By analyzing this case, we asked ourselves- ‘Were community consultations held before project approval? How were the people involved in the implementation of the project? What was the project’s dispute resolution mechanism? What could communities have done differently if they had the project information they needed?’
Participants agreed that if communities are to meaningfully engage with investors and financiers, access to accurate project information is crucial. The discussion around what they felt communities could have done differently if they possessed information pointed to the need to focus community demands at investors and the ability to hold them accountable. Emphasis was also placed on organization’s advocacy around access to project information for all people affected by development projects.
Looking at NAPE’s intervention in the Bujagali case where an out of court settlement was reached and communities eventually compensated, I can only imagine how much more communities could have done if they had access to information about the project earlier. With the limited resources for organizations like NAPE to support community litigation cases, the alternative lies with the use of early warning information to empower communities to participate in consultations prior to project approval and monitor implementation.
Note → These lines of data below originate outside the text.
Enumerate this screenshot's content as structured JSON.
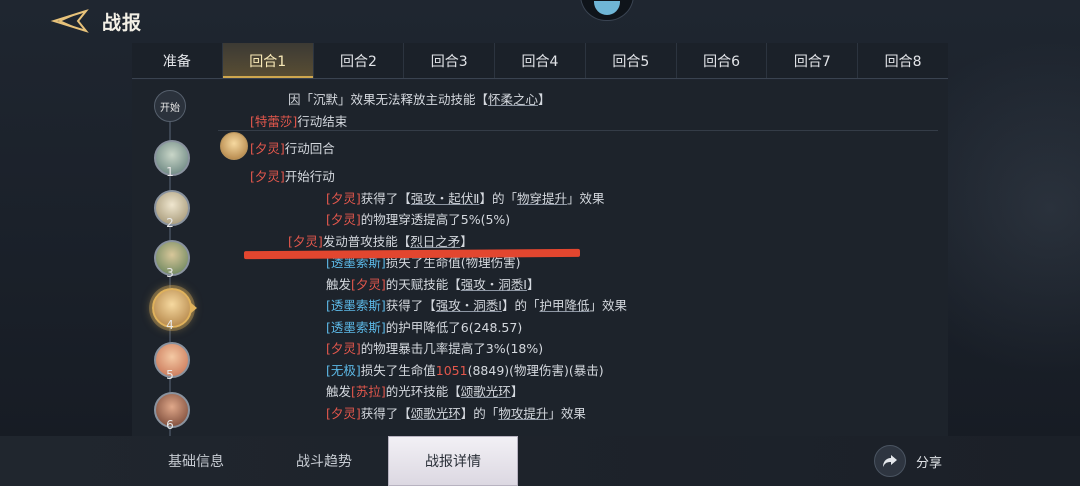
{
  "header": {
    "title": "战报"
  },
  "round_tabs": [
    "准备",
    "回合1",
    "回合2",
    "回合3",
    "回合4",
    "回合5",
    "回合6",
    "回合7",
    "回合8"
  ],
  "active_round_tab": "回合1",
  "timeline": {
    "start_label": "开始",
    "nodes": [
      "1",
      "2",
      "3",
      "4",
      "5",
      "6"
    ],
    "active_node": "4"
  },
  "log": {
    "l1": {
      "a": "因「沉默」效果无法释放主动技能【",
      "b": "怀柔之心",
      "c": "】"
    },
    "l2": {
      "a": "[特蕾莎]",
      "b": "行动结束"
    },
    "l3": {
      "a": "[夕灵]",
      "b": "行动回合"
    },
    "l4": {
      "a": "[夕灵]",
      "b": "开始行动"
    },
    "l5": {
      "a": "[夕灵]",
      "b": "获得了【",
      "c": "强攻・起伏Ⅱ",
      "d": "】的「",
      "e": "物穿提升",
      "f": "」效果"
    },
    "l6": {
      "a": "[夕灵]",
      "b": "的物理穿透提高了5%(5%)"
    },
    "l7": {
      "a": "[夕灵]",
      "b": "发动普攻技能【",
      "c": "烈日之矛",
      "d": "】"
    },
    "l8": {
      "a": "[透墨索斯]",
      "b": "损失了生命值",
      "c": "(物理伤害)"
    },
    "l9": {
      "a": "触发",
      "b": "[夕灵]",
      "c": "的天赋技能【",
      "d": "强攻・洞悉Ⅰ",
      "e": "】"
    },
    "l10": {
      "a": "[透墨索斯]",
      "b": "获得了【",
      "c": "强攻・洞悉Ⅰ",
      "d": "】的「",
      "e": "护甲降低",
      "f": "」效果"
    },
    "l11": {
      "a": "[透墨索斯]",
      "b": "的护甲降低了6(248.57)"
    },
    "l12": {
      "a": "[夕灵]",
      "b": "的物理暴击几率提高了3%(18%)"
    },
    "l13": {
      "a": "[无极]",
      "b": "损失了生命值",
      "c": "1051",
      "d": "(8849)(物理伤害)(暴击)"
    },
    "l14": {
      "a": "触发",
      "b": "[苏拉]",
      "c": "的光环技能【",
      "d": "颂歌光环",
      "e": "】"
    },
    "l15": {
      "a": "[夕灵]",
      "b": "获得了【",
      "c": "颂歌光环",
      "d": "】的「",
      "e": "物攻提升",
      "f": "」效果"
    }
  },
  "bottom_tabs": [
    "基础信息",
    "战斗趋势",
    "战报详情"
  ],
  "active_bottom_tab": "战报详情",
  "share": {
    "label": "分享"
  },
  "colors": {
    "accent_gold": "#cfa74e",
    "red_name": "#e2574c",
    "blue_name": "#5cb8e6",
    "panel": "#1d232b"
  }
}
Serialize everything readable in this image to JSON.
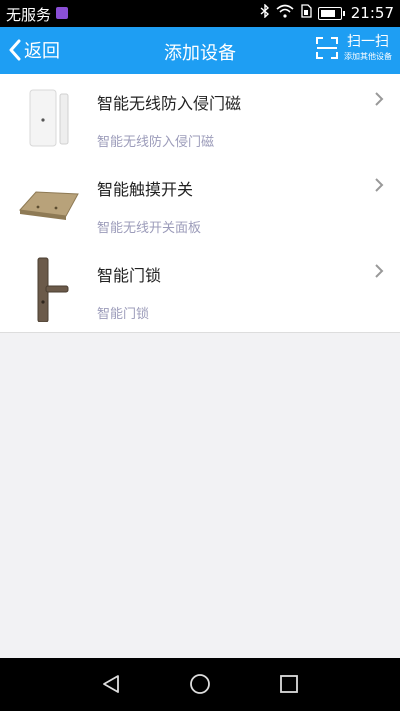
{
  "status_bar": {
    "carrier": "无服务",
    "time": "21:57"
  },
  "header": {
    "back_label": "返回",
    "title": "添加设备",
    "scan_label": "扫一扫",
    "scan_sub": "添加其他设备"
  },
  "devices": [
    {
      "name": "智能无线防入侵门磁",
      "desc": "智能无线防入侵门磁",
      "icon": "door-sensor"
    },
    {
      "name": "智能触摸开关",
      "desc": "智能无线开关面板",
      "icon": "touch-switch"
    },
    {
      "name": "智能门锁",
      "desc": "智能门锁",
      "icon": "door-lock"
    }
  ],
  "colors": {
    "header": "#1e9ef3",
    "desc": "#9c9cba",
    "background": "#f2f2f4"
  }
}
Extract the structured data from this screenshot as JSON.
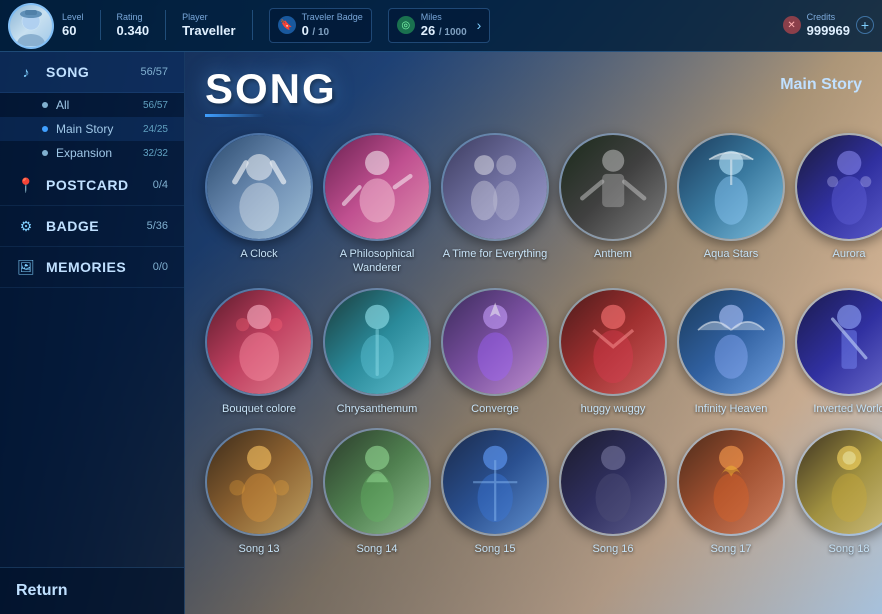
{
  "header": {
    "level_label": "Level",
    "level_value": "60",
    "rating_label": "Rating",
    "rating_value": "0.340",
    "player_label": "Player",
    "player_name": "Traveller",
    "traveler_badge_label": "Traveler Badge",
    "traveler_badge_value": "0",
    "traveler_badge_max": "/ 10",
    "miles_label": "Miles",
    "miles_value": "26",
    "miles_max": "/ 1000",
    "credits_label": "Credits",
    "credits_value": "999969",
    "add_label": "+"
  },
  "sidebar": {
    "song_label": "SONG",
    "song_count": "56/57",
    "all_label": "All",
    "all_count": "56/57",
    "main_story_label": "Main Story",
    "main_story_count": "24/25",
    "expansion_label": "Expansion",
    "expansion_count": "32/32",
    "postcard_label": "POSTCARD",
    "postcard_count": "0/4",
    "badge_label": "BADGE",
    "badge_count": "5/36",
    "memories_label": "MEMORIES",
    "memories_count": "0/0",
    "return_label": "Return"
  },
  "main": {
    "title": "SONG",
    "category": "Main Story",
    "songs": [
      {
        "name": "A Clock",
        "color_class": "c1"
      },
      {
        "name": "A Philosophical Wanderer",
        "color_class": "c2"
      },
      {
        "name": "A Time for Everything",
        "color_class": "c3"
      },
      {
        "name": "Anthem",
        "color_class": "c4"
      },
      {
        "name": "Aqua Stars",
        "color_class": "c5"
      },
      {
        "name": "Aurora",
        "color_class": "c6"
      },
      {
        "name": "Bouquet colore",
        "color_class": "c7"
      },
      {
        "name": "Chrysanthemum",
        "color_class": "c8"
      },
      {
        "name": "Converge",
        "color_class": "c9"
      },
      {
        "name": "huggy wuggy",
        "color_class": "c10"
      },
      {
        "name": "Infinity Heaven",
        "color_class": "c11"
      },
      {
        "name": "Inverted World",
        "color_class": "c12"
      },
      {
        "name": "Song 13",
        "color_class": "c13"
      },
      {
        "name": "Song 14",
        "color_class": "c14"
      },
      {
        "name": "Song 15",
        "color_class": "c15"
      },
      {
        "name": "Song 16",
        "color_class": "c16"
      },
      {
        "name": "Song 17",
        "color_class": "c17"
      },
      {
        "name": "Song 18",
        "color_class": "c18"
      }
    ]
  }
}
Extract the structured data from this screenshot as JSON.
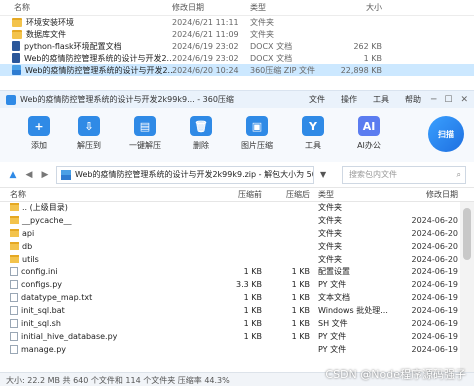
{
  "explorer": {
    "header": {
      "name": "名称",
      "date": "修改日期",
      "type": "类型",
      "size": "大小"
    },
    "rows": [
      {
        "name": "环境安装环境",
        "date": "2024/6/21 11:11",
        "type": "文件夹",
        "size": "",
        "icon": "folder"
      },
      {
        "name": "数据库文件",
        "date": "2024/6/21 11:09",
        "type": "文件夹",
        "size": "",
        "icon": "folder"
      },
      {
        "name": "python-flask环境配置文档",
        "date": "2024/6/19 23:02",
        "type": "DOCX 文档",
        "size": "262 KB",
        "icon": "docx"
      },
      {
        "name": "Web的疫情防控管理系统的设计与开发2...",
        "date": "2024/6/19 23:02",
        "type": "DOCX 文档",
        "size": "1 KB",
        "icon": "docx"
      },
      {
        "name": "Web的疫情防控管理系统的设计与开发2...",
        "date": "2024/6/20 10:24",
        "type": "360压缩 ZIP 文件",
        "size": "22,898 KB",
        "icon": "zip",
        "selected": true
      }
    ]
  },
  "window": {
    "title": "Web的疫情防控管理系统的设计与开发2k99k9... - 360压缩",
    "menu": [
      "文件",
      "操作",
      "工具",
      "帮助"
    ],
    "toolbar": [
      {
        "label": "添加",
        "icon": "add-icon",
        "color": "#2f8ae6",
        "glyph": "+"
      },
      {
        "label": "解压到",
        "icon": "extract-icon",
        "color": "#2f8ae6",
        "glyph": "⇩"
      },
      {
        "label": "一键解压",
        "icon": "one-click-extract-icon",
        "color": "#2f8ae6",
        "glyph": "▤"
      },
      {
        "label": "删除",
        "icon": "delete-icon",
        "color": "#2f8ae6",
        "glyph": "🗑"
      },
      {
        "label": "图片压缩",
        "icon": "image-compress-icon",
        "color": "#2f8ae6",
        "glyph": "▣"
      },
      {
        "label": "工具",
        "icon": "tools-icon",
        "color": "#2f8ae6",
        "glyph": "Y"
      },
      {
        "label": "AI办公",
        "icon": "ai-office-icon",
        "color": "#5b7cf0",
        "glyph": "AI"
      }
    ],
    "scan_label": "扫描",
    "address": "Web的疫情防控管理系统的设计与开发2k99k9.zip - 解包大小为 50.1",
    "search_placeholder": "搜索包内文件",
    "columns": {
      "name": "名称",
      "size": "压缩前",
      "packed": "压缩后",
      "type": "类型",
      "modified": "修改日期"
    },
    "files": [
      {
        "name": ".. (上级目录)",
        "size": "",
        "packed": "",
        "type": "文件夹",
        "modified": "",
        "kind": "folder"
      },
      {
        "name": "__pycache__",
        "size": "",
        "packed": "",
        "type": "文件夹",
        "modified": "2024-06-20",
        "kind": "folder"
      },
      {
        "name": "api",
        "size": "",
        "packed": "",
        "type": "文件夹",
        "modified": "2024-06-20",
        "kind": "folder"
      },
      {
        "name": "db",
        "size": "",
        "packed": "",
        "type": "文件夹",
        "modified": "2024-06-20",
        "kind": "folder"
      },
      {
        "name": "utils",
        "size": "",
        "packed": "",
        "type": "文件夹",
        "modified": "2024-06-20",
        "kind": "folder"
      },
      {
        "name": "config.ini",
        "size": "1 KB",
        "packed": "1 KB",
        "type": "配置设置",
        "modified": "2024-06-19",
        "kind": "file"
      },
      {
        "name": "configs.py",
        "size": "3.3 KB",
        "packed": "1 KB",
        "type": "PY 文件",
        "modified": "2024-06-19",
        "kind": "file"
      },
      {
        "name": "datatype_map.txt",
        "size": "1 KB",
        "packed": "1 KB",
        "type": "文本文档",
        "modified": "2024-06-19",
        "kind": "file"
      },
      {
        "name": "init_sql.bat",
        "size": "1 KB",
        "packed": "1 KB",
        "type": "Windows 批处理...",
        "modified": "2024-06-19",
        "kind": "file"
      },
      {
        "name": "init_sql.sh",
        "size": "1 KB",
        "packed": "1 KB",
        "type": "SH 文件",
        "modified": "2024-06-19",
        "kind": "file"
      },
      {
        "name": "initial_hive_database.py",
        "size": "1 KB",
        "packed": "1 KB",
        "type": "PY 文件",
        "modified": "2024-06-19",
        "kind": "file"
      },
      {
        "name": "manage.py",
        "size": "",
        "packed": "",
        "type": "PY 文件",
        "modified": "2024-06-19",
        "kind": "file"
      }
    ],
    "status": "大小: 22.2 MB 共 640 个文件和 114 个文件夹 压缩率 44.3%",
    "watermark": "CSDN @Node程序源码强子"
  }
}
As noted by Benjamin Franklin, “An investment in knowledge always pays the best interest.” The Early Warning System presents an opportunity to empower communities to participate in the development process and reduce conflict. If this is realized, development will be lived by the people it was intended to help.
The Early Warning System is a joint initiative by the International Accountability Project and the Center for International Environmental Law. The Early Warning System ensures local communities, and the organizations that support them, have verified information about projects likely to cause human rights abuses and clear strategies for advocacy. Read more about this initiative here.
Information on the current projects can be accessed by signing up for alerts on the Early Warning System site (http://bankonhumanrights.org/ews/)website.